resent having to compete with other countries. Rather than cut tax rates, they would prefer that all industrialized nations join together in an agreement to keep tax burdens high. Under such a system, taxpayers would have no choice but to stand idly by while governments confiscated ever-larger shares of their income.
The logical question to ask, of course, is why the United States would want to participate in such a preposterous
scheme? After all, by world standards, we are a low-tax nation. Our economy is outperforming the stagnant high-tax economies of Europe - in part because we are luring foreign savings and entrepreneurial ability to our shores.
The answer, unfortunately, is that the Clinton-Gore administration apparently thinks the U.S. is undertaxed and that we should be more like the French.
Indeed, Treasury Secretary Larry Summers has openly embraced the
OECD's efforts, commenting about "the need to address globally the problem of harmful tax competition." Mr. Summers even has referred to the ability of taxpayers to protect their money as the "dark side to international capital mobility."
What is particularly worrisome is that the anti-taxpayer forces understand a tax cartel is inherently unstable.
More specifically, they realize the whole system will collapse the moment one country decides to pursue a low-tax strategy. This is why they are so interested in undermining national sovereignty.
Following up on their 1998 report, the OECD recently released a new publication titled "Towards Global Tax
Cooperation." This document, which the Clinton-Gore administration has endorsed, demands that the United States repeal by 2003 the provision of our tax code dealing with Foreign Sales Corporations. Moreover, the report requires that the U.S. and other nations not adopt any new measures that "constitute harmful tax practices."
Does this mean we are not allowed to eliminate the death tax? Will we be forbidden from repealing the capital
gains tax? The OECD is quick to assert that countries would be allowed to adopt whatever tax policies they prefer, but this rings hollow considering their actions.
Another serious problem with the OECD's actions is the blatant disregard for financial privacy and constitutional freedoms. They may claim it is OK for the
U.S. to adopt pro-growth tax policies, but they then would
insist foreign tax collectors have the right to snoop through U.S. banks to make sure nobody from overseas is taking advantage of our "harmful" tax laws.
In its publication, "Improving Access to Bank Information for Tax Purposes," the OECD writes, "Ideally, all
member countries should permit tax authorities to have access to bank information, directly or indirectly, for all tax purposes." Needless to say, it is bad enough that the U.S. government often disregards our Fourth Amendment freedom to be free from having our effects searched without probable cause. Giving foreign bureaucrats permission to snoop through our financial records as well is an outrage.
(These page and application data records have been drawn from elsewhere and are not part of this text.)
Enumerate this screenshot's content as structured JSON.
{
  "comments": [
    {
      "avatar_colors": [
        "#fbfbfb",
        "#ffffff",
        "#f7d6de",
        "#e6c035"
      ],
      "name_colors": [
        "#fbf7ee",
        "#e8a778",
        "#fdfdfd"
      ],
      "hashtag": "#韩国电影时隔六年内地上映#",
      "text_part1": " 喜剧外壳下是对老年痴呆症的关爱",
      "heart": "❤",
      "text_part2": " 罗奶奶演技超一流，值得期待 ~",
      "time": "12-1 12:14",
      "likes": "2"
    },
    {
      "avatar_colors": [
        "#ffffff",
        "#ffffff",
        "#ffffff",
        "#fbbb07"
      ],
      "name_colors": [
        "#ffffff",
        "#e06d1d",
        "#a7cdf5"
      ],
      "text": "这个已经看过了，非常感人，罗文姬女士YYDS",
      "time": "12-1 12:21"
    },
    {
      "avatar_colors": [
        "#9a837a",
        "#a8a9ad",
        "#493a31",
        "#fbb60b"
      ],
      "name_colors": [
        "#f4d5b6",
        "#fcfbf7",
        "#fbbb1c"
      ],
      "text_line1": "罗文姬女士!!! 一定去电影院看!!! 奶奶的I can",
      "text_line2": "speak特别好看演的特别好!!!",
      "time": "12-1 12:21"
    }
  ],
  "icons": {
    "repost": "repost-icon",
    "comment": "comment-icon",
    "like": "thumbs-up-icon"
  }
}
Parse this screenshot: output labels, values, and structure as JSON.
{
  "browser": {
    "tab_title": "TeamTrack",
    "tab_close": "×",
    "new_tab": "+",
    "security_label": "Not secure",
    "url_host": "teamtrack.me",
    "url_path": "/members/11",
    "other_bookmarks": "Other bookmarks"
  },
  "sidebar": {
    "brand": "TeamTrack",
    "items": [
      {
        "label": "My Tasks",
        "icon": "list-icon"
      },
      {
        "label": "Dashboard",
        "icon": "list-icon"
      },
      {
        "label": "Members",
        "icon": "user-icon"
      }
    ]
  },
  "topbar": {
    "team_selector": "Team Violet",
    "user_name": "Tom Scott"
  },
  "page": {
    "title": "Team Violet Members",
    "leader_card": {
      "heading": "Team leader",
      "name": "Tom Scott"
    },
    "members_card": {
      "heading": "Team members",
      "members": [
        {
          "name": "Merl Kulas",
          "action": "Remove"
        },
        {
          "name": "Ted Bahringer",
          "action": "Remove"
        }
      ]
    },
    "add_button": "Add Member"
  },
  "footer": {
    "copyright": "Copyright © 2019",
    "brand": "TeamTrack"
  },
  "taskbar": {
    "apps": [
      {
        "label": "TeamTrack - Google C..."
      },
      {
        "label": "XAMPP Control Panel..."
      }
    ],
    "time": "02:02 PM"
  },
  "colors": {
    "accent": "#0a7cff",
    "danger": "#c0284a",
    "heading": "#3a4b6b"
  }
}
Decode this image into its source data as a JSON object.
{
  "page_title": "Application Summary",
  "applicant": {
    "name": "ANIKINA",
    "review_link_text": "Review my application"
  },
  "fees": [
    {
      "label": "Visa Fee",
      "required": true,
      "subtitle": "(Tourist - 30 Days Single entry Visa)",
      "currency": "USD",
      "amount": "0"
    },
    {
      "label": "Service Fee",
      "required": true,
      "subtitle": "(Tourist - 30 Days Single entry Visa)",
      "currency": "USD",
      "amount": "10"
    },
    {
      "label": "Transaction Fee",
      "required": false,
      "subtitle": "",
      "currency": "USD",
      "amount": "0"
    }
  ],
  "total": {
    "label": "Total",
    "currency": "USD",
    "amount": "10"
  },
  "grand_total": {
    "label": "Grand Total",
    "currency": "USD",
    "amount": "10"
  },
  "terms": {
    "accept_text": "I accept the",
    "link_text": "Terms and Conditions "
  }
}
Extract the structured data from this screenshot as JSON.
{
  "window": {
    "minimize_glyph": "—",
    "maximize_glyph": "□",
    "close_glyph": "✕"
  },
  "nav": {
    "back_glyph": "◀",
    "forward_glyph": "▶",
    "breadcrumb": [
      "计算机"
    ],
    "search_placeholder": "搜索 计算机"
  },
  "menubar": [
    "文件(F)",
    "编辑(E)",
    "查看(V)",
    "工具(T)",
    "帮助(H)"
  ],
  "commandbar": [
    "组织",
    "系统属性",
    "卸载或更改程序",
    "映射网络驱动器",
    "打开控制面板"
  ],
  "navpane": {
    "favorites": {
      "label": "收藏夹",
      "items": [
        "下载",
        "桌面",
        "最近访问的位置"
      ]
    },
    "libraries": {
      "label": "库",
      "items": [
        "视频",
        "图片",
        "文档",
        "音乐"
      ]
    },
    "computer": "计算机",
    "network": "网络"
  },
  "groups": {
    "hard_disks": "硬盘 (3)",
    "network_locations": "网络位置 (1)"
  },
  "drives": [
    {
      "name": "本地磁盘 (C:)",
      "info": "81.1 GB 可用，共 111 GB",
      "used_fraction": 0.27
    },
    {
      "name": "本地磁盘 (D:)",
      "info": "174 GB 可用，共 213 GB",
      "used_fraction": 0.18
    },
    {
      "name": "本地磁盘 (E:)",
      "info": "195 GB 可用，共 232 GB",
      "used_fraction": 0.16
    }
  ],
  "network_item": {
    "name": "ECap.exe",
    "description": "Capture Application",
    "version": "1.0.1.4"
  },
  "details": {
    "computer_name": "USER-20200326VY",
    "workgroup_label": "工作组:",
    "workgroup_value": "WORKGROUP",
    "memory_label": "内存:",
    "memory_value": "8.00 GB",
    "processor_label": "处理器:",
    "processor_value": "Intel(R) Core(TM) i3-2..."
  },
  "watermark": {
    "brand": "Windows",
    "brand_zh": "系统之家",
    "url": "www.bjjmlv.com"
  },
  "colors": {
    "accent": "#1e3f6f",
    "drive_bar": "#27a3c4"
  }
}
Notwithstanding the feverish rantings of OECD bureaucrats, tax competition is a good thing. When Ronald Reagan cut tax rates in the 1980s, he not only
triggered the economic rebound we still enjoy, he also forced just
about every other industrialized nation to cut tax rates in an effort to stay competitive. Because the OECD is unlikely to continue its pernicious efforts without U.S. approval, the outcome of this fight could depend on what happens in the U.S. presidential election.
Next week: The OECD's shameful assault against powerless low-tax nations.
Daniel J. Mitchell is the McKenna senior fellow in political economy at the Heritage Foundation.